Goal of the exercise :: For this item, repeat the material exactly while omitting its pictures.

Data supplied ::
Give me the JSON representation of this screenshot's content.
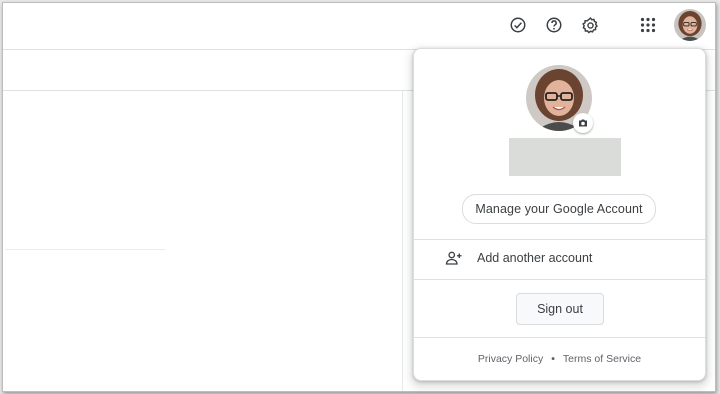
{
  "toolbar": {
    "icons": [
      "check-circle-icon",
      "help-icon",
      "settings-icon",
      "apps-grid-icon"
    ]
  },
  "account_menu": {
    "manage_label": "Manage your Google Account",
    "add_account_label": "Add another account",
    "sign_out_label": "Sign out",
    "footer": {
      "privacy": "Privacy Policy",
      "separator": "•",
      "terms": "Terms of Service"
    }
  },
  "colors": {
    "text": "#3c4043",
    "muted": "#5f6368",
    "border": "#dadce0",
    "name_placeholder": "#d9dcd8"
  }
}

Response ::
Give me the JSON representation of this screenshot's content.
{
  "toolbar": {
    "icons": [
      "check-circle-icon",
      "help-icon",
      "settings-icon",
      "apps-grid-icon"
    ]
  },
  "account_menu": {
    "manage_label": "Manage your Google Account",
    "add_account_label": "Add another account",
    "sign_out_label": "Sign out",
    "footer": {
      "privacy": "Privacy Policy",
      "separator": "•",
      "terms": "Terms of Service"
    }
  },
  "colors": {
    "text": "#3c4043",
    "muted": "#5f6368",
    "border": "#dadce0",
    "name_placeholder": "#d9dcd8"
  }
}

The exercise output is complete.